> [AIM OF THE EXERCISE] Show me every line in the listing that has the word "expanded".

--- SUPPLIED DATA ---

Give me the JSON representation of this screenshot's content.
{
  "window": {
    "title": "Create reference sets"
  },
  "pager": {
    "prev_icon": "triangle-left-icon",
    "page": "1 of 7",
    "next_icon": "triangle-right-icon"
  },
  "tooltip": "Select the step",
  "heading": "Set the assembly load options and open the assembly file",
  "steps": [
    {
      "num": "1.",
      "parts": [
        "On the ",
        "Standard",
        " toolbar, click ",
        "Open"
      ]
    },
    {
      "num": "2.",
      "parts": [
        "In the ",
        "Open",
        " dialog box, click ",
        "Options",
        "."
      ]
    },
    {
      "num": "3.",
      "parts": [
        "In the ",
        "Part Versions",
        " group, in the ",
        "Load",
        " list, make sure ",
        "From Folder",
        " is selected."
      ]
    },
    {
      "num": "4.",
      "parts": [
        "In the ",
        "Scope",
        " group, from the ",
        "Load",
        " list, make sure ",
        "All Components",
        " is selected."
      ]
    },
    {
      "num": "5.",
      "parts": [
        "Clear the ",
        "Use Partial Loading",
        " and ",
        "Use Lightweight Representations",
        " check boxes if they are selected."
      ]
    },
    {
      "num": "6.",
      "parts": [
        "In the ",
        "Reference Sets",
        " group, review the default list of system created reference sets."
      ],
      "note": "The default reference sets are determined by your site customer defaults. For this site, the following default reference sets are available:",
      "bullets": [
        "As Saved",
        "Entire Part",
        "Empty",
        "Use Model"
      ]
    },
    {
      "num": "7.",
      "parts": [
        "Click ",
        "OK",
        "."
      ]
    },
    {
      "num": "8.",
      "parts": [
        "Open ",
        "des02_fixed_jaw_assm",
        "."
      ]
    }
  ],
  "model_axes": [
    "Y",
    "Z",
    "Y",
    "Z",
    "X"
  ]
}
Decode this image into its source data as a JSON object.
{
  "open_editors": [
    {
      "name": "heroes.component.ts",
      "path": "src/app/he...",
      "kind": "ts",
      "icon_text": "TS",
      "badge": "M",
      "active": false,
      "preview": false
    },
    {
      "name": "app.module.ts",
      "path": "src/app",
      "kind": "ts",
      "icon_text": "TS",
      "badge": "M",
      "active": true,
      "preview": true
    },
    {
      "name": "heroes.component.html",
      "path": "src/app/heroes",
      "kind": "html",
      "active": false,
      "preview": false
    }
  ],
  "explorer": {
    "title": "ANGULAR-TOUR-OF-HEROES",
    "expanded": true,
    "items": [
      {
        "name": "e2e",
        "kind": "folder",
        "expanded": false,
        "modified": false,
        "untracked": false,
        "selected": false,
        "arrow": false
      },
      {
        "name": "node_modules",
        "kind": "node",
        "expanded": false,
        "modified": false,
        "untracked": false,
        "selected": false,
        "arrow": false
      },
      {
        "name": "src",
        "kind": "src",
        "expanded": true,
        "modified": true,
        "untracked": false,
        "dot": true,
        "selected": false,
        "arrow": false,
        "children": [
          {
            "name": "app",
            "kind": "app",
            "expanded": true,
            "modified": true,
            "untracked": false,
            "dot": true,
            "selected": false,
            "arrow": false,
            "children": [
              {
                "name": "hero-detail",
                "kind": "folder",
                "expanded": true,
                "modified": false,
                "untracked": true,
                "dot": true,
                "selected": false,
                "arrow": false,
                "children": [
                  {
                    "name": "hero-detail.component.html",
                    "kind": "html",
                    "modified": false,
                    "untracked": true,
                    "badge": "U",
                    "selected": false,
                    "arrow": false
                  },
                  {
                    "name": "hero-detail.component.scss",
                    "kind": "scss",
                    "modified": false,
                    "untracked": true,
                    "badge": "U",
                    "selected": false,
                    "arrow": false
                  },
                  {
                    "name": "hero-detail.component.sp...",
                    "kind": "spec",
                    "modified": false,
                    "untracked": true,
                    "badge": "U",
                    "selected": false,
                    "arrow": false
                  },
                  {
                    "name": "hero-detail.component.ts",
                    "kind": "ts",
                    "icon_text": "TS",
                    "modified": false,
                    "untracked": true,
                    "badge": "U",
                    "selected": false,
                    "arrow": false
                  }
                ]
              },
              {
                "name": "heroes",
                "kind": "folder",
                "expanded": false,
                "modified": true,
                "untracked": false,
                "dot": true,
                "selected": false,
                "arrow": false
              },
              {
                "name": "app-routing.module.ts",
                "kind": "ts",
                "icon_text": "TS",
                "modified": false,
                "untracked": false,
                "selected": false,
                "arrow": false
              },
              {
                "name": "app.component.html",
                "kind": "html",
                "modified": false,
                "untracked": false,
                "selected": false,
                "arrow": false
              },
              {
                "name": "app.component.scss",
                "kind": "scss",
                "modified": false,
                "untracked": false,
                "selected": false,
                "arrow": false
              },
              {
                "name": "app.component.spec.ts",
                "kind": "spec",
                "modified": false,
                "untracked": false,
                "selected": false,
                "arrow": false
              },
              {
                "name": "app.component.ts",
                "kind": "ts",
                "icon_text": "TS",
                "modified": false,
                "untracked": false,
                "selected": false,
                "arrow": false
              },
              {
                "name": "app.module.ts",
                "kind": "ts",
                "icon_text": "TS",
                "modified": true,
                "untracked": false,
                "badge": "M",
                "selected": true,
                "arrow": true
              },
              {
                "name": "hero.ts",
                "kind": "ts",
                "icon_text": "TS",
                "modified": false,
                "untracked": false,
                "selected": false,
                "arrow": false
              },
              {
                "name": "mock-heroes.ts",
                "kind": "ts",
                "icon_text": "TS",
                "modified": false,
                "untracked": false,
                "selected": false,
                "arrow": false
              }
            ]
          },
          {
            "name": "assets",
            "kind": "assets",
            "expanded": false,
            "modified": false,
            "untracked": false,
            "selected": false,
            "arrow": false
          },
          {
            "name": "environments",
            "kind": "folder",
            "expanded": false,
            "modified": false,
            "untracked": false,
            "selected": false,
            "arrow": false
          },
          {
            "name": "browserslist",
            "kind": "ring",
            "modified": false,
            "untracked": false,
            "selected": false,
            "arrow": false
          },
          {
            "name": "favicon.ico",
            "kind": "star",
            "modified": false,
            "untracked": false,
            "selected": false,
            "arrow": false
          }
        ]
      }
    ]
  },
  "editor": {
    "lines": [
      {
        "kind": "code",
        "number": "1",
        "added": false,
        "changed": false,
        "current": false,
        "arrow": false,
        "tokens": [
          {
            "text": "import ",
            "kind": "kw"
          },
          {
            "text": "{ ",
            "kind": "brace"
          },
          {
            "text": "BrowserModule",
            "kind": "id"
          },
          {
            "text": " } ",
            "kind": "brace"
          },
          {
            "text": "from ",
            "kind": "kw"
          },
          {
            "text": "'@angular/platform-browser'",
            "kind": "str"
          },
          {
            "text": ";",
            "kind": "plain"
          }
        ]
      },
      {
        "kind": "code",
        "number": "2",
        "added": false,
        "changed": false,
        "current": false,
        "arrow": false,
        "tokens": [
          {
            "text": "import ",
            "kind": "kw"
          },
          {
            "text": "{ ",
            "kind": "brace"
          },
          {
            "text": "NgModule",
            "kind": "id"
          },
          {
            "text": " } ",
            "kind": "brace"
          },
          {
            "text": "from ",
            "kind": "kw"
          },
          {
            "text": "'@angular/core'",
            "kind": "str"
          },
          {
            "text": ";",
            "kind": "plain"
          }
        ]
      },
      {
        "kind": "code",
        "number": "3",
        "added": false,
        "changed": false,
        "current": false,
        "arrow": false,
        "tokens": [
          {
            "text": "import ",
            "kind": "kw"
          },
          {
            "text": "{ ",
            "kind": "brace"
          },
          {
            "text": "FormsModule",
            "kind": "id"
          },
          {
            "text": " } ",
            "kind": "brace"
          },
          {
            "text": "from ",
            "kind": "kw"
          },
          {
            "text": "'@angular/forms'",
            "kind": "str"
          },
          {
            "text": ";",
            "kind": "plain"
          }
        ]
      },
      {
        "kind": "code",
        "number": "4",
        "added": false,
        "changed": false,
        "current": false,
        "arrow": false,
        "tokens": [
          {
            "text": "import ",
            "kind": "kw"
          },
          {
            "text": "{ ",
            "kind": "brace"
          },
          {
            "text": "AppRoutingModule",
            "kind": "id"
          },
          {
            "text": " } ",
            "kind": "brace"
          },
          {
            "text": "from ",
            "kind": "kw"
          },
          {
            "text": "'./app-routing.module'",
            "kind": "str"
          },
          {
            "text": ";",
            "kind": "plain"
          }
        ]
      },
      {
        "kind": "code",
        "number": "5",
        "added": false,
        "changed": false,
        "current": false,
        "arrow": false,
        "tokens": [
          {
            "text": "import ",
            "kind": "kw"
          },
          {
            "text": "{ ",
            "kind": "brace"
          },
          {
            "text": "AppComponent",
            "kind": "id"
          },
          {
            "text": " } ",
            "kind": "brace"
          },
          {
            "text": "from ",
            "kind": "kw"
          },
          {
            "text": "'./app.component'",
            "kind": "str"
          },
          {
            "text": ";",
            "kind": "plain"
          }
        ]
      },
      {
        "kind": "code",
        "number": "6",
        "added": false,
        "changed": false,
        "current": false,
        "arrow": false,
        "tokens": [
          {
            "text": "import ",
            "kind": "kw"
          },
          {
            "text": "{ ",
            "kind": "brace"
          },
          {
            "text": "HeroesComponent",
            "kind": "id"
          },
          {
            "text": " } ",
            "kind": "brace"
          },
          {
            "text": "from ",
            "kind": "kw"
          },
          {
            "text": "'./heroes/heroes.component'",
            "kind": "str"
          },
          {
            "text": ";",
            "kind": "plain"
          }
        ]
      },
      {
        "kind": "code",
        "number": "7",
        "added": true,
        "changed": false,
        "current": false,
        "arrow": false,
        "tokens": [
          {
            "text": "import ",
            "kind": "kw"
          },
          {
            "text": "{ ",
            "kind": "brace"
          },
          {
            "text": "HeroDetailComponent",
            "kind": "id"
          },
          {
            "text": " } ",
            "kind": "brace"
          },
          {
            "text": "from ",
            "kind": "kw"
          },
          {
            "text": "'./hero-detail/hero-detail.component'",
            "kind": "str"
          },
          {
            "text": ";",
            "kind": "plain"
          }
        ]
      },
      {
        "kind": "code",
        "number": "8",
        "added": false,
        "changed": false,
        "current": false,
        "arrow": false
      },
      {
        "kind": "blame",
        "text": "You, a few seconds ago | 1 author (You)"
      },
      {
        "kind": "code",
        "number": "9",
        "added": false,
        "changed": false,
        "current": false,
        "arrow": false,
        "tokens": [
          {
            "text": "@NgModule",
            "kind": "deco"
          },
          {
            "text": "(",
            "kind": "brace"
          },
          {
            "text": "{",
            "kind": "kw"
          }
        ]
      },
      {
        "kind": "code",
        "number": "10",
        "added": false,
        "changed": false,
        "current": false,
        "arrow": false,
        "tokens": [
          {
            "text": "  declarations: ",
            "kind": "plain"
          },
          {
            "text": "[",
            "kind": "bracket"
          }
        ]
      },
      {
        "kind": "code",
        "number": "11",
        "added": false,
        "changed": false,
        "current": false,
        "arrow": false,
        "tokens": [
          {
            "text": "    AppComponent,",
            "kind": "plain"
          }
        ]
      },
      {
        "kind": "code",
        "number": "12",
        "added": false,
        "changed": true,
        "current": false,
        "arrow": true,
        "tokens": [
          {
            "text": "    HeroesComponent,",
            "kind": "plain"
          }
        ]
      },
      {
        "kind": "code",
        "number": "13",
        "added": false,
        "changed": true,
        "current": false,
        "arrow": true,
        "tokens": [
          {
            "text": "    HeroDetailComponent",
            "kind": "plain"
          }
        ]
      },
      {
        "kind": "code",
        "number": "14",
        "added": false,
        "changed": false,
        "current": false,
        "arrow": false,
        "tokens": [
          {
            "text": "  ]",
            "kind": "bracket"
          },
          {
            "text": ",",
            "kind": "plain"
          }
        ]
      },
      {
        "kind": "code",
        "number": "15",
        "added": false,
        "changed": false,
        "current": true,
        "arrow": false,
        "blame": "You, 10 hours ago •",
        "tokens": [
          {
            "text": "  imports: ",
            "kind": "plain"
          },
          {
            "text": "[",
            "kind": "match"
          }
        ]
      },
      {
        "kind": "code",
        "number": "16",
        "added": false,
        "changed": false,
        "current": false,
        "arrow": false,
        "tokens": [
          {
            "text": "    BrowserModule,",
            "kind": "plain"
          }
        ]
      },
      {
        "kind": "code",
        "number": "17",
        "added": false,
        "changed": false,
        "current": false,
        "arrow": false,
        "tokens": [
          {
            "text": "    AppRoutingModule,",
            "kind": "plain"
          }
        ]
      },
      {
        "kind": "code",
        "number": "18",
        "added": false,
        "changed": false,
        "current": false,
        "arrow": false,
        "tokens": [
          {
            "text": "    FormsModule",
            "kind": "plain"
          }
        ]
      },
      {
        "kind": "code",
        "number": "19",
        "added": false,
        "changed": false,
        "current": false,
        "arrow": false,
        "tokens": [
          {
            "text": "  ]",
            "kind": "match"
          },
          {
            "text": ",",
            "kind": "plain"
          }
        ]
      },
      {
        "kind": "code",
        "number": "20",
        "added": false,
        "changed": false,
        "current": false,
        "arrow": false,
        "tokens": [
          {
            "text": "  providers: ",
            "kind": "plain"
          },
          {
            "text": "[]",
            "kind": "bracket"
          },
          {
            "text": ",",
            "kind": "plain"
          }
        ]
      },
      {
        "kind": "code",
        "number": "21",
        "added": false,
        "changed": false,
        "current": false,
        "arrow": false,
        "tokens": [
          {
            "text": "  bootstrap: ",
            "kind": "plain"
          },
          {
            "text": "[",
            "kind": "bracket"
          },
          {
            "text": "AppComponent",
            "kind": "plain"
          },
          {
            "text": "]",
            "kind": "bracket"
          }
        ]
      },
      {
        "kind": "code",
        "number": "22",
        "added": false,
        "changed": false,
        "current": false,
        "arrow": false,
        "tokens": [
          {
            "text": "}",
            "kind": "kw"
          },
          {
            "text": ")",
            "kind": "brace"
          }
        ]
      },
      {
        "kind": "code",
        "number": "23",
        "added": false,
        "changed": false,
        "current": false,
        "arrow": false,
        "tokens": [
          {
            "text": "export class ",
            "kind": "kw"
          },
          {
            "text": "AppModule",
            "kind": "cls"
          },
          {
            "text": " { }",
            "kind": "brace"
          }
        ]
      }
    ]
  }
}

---

> [TASK SOLUTION]
    "expanded": true,
        "expanded": false,
        "expanded": false,
        "expanded": true,
            "expanded": true,
                "expanded": true,
                "expanded": false,
            "expanded": false,
            "expanded": false,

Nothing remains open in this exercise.